- Iridectomy: A surgeon removes part of the iris (the colored part of the eye).
- Iridocyclectomy: A surgeon removes part of the iris and ciliary body (the ring of tissue around the lens).
- Sclerouvectomy/endoresection: This is a surgery to remove a choroidal tumor (a tumor in the choroid, the eye’s vascular layer) while preserving the eye.
- Enucleation: If the tumor is large and vision cannot be saved, enucleation surgery, in which a surgeon removes the eye and part of the optic nerve, may be needed. After the surgery, you may be fitted for an artificial eye.
- Exenteration: This is a surgery to remove the eye and eyelid, plus the muscles, nerves and fat in the eye socket. Most patients are fitted for an artificial eye and/or a facial prosthesis after exenteration.
Radiation therapy uses high-energy rays to kill cancer cells in a targeted area. Radiation treatments for eye cancer can be either external (delivered by a machine outside the body) or internal (delivered through a radioactive substance sealed in disks, needles, seeds, wires or catheters placed directly into or near the cancer).
- Stereotactic Radiosurgery and Radiotherapy: This type of external radiation treatment delivers a precise dose of radiation to the tumor area in either a single or multiple session(s); no actual surgery is involved.
- Brachytherapy (episcleral plaque therapy): Small radioactive pellets are attached to a small disc (plaque), which is surgically implanted on the outside of the eyeball.

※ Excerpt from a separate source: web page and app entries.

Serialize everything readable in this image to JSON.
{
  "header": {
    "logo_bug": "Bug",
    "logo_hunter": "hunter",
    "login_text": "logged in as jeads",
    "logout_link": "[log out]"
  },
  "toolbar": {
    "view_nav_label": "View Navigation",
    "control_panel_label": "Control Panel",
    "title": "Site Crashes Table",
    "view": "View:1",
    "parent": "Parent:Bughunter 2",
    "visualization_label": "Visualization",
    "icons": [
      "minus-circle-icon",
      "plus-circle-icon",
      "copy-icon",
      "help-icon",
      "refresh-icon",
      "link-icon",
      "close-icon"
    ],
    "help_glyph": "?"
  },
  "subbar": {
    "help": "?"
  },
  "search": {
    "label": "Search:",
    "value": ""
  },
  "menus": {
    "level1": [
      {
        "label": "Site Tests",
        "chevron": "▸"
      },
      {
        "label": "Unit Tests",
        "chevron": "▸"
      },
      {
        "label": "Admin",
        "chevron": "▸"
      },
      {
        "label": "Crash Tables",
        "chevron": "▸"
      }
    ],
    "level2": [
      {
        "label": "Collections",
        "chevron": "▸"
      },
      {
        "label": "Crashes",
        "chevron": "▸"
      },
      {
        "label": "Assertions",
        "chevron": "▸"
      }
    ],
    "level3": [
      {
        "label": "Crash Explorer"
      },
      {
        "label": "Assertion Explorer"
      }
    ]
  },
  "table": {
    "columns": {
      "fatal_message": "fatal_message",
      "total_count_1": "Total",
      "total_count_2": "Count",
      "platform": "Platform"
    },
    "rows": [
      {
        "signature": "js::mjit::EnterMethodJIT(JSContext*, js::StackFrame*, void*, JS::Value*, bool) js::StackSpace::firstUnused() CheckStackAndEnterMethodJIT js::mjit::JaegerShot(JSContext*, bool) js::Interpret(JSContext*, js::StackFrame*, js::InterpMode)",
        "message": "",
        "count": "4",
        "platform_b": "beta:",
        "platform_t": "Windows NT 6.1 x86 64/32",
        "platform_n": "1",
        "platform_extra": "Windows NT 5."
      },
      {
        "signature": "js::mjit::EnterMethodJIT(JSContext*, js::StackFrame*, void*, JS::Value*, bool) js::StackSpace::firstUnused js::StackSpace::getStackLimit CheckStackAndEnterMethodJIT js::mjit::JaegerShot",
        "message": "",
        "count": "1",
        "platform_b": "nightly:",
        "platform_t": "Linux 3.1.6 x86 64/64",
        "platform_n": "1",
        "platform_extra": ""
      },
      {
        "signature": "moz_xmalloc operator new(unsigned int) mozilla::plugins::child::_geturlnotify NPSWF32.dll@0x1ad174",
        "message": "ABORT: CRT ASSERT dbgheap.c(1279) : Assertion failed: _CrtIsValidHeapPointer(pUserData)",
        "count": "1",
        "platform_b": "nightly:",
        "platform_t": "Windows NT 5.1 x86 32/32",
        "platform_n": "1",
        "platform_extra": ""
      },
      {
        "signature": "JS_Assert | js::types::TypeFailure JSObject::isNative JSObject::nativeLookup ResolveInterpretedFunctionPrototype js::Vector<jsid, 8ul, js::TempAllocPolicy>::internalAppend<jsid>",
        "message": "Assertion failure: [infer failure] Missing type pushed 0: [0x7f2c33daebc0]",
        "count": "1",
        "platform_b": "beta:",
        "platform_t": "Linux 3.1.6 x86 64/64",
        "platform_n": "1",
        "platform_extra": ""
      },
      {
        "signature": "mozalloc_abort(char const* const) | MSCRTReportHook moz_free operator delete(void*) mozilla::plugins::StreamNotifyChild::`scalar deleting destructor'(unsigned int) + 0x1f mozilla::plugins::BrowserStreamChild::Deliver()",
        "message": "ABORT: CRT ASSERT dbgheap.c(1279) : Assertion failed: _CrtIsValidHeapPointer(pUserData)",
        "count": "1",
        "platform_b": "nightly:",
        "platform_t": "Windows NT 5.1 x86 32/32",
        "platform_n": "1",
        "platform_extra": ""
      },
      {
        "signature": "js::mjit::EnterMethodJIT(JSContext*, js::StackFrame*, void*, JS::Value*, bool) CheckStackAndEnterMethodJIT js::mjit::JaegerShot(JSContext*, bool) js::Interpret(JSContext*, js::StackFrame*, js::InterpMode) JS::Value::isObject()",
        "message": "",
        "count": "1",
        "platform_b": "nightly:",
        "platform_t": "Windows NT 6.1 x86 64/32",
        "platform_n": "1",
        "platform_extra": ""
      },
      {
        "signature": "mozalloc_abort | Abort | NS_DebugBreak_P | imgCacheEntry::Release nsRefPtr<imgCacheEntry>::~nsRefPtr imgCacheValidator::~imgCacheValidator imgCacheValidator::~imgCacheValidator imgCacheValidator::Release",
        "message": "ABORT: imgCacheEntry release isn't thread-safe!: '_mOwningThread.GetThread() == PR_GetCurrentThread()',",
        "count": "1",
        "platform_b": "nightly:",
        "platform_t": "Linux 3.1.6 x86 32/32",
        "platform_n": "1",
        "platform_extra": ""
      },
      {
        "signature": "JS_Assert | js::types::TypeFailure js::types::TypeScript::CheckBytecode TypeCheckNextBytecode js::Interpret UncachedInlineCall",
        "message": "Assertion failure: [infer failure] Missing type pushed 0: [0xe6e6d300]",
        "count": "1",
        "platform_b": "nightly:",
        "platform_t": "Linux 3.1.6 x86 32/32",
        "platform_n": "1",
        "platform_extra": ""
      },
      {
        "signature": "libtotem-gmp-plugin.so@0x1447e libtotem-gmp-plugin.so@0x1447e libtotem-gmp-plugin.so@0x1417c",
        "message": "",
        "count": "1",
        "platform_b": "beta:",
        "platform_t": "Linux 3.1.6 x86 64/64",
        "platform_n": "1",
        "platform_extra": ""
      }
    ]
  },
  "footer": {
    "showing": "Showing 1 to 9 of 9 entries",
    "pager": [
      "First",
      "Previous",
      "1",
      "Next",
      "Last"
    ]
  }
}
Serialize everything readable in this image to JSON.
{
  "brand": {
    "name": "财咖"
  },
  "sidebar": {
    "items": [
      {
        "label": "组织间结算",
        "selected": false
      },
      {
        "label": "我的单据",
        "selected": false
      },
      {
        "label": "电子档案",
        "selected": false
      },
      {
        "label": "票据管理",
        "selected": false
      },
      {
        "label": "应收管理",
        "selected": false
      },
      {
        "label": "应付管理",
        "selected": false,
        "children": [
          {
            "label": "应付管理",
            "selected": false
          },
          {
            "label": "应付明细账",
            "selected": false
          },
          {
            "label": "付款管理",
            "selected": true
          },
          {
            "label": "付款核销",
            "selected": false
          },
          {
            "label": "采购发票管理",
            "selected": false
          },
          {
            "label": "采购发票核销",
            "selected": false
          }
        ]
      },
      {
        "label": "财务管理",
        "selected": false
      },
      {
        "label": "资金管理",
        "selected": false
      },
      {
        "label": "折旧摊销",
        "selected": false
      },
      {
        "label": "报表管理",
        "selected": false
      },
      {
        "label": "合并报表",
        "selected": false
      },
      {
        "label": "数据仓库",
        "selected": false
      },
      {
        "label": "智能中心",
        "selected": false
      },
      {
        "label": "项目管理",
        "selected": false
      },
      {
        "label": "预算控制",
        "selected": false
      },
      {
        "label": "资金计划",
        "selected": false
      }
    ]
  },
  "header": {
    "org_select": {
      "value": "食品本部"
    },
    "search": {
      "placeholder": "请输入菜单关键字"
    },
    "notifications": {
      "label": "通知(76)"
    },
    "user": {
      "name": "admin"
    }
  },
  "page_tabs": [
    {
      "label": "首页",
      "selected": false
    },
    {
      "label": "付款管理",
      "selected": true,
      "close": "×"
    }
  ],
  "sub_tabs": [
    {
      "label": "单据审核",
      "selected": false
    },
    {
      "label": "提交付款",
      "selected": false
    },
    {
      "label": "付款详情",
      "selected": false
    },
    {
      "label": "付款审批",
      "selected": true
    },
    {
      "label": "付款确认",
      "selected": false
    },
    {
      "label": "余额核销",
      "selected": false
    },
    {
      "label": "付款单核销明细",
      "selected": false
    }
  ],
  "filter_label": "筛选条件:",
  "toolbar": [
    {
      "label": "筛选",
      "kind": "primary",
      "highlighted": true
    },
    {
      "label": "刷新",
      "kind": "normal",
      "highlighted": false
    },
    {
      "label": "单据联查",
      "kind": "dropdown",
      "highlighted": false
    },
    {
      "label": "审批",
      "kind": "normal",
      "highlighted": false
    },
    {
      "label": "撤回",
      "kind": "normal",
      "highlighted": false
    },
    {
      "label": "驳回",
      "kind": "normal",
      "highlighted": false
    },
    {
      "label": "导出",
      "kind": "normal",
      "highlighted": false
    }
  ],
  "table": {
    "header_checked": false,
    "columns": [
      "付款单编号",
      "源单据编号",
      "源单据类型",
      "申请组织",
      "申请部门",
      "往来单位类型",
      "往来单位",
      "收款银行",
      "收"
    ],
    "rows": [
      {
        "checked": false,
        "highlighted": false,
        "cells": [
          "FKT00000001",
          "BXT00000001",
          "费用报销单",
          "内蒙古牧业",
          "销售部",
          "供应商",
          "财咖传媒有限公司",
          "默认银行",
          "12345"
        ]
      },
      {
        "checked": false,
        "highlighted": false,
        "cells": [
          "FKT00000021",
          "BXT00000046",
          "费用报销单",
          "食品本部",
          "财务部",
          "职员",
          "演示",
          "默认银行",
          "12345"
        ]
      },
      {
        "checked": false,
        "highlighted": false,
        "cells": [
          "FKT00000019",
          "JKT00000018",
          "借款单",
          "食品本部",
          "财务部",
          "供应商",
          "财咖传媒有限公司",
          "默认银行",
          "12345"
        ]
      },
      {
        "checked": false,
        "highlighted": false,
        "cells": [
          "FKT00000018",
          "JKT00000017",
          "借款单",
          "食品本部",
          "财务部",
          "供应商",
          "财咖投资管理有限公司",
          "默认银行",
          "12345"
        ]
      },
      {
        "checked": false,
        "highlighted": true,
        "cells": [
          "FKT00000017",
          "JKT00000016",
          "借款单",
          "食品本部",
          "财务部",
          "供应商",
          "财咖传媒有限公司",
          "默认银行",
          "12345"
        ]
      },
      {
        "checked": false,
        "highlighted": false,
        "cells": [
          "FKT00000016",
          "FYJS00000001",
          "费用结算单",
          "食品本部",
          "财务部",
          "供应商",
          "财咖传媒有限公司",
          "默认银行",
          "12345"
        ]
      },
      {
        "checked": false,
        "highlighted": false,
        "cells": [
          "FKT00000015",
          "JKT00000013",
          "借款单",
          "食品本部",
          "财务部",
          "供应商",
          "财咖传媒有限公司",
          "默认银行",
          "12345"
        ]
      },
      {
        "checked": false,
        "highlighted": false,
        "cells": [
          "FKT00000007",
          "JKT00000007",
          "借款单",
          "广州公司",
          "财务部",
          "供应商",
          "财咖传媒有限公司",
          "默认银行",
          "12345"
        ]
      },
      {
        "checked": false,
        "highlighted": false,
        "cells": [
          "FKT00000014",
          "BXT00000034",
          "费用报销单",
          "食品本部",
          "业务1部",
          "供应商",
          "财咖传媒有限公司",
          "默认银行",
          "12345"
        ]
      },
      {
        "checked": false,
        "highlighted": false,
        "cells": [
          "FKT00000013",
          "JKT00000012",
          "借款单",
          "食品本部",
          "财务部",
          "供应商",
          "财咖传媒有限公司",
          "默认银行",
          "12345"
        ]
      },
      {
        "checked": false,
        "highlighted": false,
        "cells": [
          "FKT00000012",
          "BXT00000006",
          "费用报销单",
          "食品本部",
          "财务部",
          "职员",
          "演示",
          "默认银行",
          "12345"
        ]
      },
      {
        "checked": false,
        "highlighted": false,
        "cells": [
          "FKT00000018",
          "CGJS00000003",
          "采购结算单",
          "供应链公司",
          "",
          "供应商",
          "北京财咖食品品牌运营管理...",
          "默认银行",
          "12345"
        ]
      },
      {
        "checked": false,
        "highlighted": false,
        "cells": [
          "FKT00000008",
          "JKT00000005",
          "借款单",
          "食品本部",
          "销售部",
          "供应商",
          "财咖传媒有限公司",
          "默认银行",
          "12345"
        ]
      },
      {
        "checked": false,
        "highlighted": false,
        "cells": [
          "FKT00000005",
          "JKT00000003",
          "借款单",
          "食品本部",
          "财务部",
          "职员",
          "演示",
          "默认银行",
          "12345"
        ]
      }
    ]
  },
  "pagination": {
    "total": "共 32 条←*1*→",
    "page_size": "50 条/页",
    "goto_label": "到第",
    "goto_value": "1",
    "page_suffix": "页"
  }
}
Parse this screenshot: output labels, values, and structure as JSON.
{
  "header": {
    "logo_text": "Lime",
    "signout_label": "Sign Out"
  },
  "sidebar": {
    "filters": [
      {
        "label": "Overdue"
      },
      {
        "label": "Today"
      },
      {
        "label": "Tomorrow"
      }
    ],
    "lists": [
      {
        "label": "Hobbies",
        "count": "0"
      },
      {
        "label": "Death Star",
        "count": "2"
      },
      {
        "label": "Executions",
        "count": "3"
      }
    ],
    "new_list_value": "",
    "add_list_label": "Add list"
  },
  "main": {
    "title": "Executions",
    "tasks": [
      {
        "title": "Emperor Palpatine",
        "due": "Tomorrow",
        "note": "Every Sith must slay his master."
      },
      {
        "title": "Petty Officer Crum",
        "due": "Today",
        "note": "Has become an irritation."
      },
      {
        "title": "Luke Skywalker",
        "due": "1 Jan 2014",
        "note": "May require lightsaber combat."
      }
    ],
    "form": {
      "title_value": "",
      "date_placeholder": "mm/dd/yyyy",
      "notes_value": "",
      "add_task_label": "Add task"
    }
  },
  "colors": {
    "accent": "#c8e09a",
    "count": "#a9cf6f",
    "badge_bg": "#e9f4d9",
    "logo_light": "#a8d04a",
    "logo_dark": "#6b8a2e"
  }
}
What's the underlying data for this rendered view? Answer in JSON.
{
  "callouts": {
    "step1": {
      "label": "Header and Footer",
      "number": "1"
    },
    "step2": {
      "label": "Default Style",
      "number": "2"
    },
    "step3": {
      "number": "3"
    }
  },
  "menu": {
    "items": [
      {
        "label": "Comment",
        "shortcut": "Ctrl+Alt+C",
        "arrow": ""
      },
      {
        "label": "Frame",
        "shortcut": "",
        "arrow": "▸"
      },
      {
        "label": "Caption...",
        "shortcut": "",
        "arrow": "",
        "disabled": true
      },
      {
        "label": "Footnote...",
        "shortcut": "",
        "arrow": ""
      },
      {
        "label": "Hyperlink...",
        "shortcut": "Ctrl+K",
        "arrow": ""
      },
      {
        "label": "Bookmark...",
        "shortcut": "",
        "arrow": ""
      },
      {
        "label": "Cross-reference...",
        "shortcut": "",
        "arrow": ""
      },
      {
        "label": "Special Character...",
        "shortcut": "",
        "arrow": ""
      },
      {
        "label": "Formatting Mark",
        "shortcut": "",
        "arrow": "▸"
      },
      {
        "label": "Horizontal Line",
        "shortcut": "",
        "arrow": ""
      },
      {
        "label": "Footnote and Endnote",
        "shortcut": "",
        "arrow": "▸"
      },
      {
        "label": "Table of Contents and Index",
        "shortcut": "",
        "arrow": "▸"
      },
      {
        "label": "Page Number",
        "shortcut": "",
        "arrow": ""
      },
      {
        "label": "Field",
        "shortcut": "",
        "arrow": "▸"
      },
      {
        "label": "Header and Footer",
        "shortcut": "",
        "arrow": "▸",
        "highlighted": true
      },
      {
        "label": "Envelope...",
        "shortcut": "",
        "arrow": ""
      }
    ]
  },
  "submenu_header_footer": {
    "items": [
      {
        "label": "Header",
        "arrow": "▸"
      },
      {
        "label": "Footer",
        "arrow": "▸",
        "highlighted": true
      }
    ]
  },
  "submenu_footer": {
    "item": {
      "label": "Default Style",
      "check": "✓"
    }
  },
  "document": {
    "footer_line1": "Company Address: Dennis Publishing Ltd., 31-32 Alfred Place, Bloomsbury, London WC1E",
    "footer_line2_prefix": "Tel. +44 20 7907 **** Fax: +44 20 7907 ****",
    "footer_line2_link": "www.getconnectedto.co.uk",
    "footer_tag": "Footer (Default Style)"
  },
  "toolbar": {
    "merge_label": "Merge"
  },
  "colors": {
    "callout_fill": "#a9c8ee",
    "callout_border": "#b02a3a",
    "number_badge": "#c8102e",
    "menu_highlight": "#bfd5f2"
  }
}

Over time, the pellets release radiation into the tumor to kill it. This is the most commonly used radiation treatment for most eye melanomas. (Learn about the Ocular Oncology Plaque Radiotherapy Program at Houston Methodist Hospital)
- Transpupillary Thermotherapy (TTT): Infrared light is used to heat and kill the eye tumor. TTT has proven to be an effective treatment for choroidal melanomas because the melanin in the choroid (the eye’s vascular layer) absorbs the light energy.
- Laser Photocoagulation: A highly focused, high-energy light beam is used to destroy blood vessels that supply nutrients to the tumor. This therapy is often used to treat small tumors.
Chemotherapy, the use of drugs to kill cancer cells, can be useful in treating intraocular lymphoma. Chemo drugs may either be injected directly into the eye, into the cerebrospinal fluid (if the lymphoma has spread to the brain or spinal cord), or into a vein.
Chemotherapy is administered in three- or four-week cycles, with each period of treatment followed by a rest period. Most treatments are given in the doctor's office or hospital outpatient department, but some require hospital admission.
Learn more about eye cancer:
- About Eye Cancer
- Diagnosing Eye Cancer
- Ocular Oncology Plaque Radiotherapy Program
- Eye Cancer Clinical Trials
For more information about eye cancer treatment at the Methodist Cancer Center or to make an appointment, call us at 713-790-2700.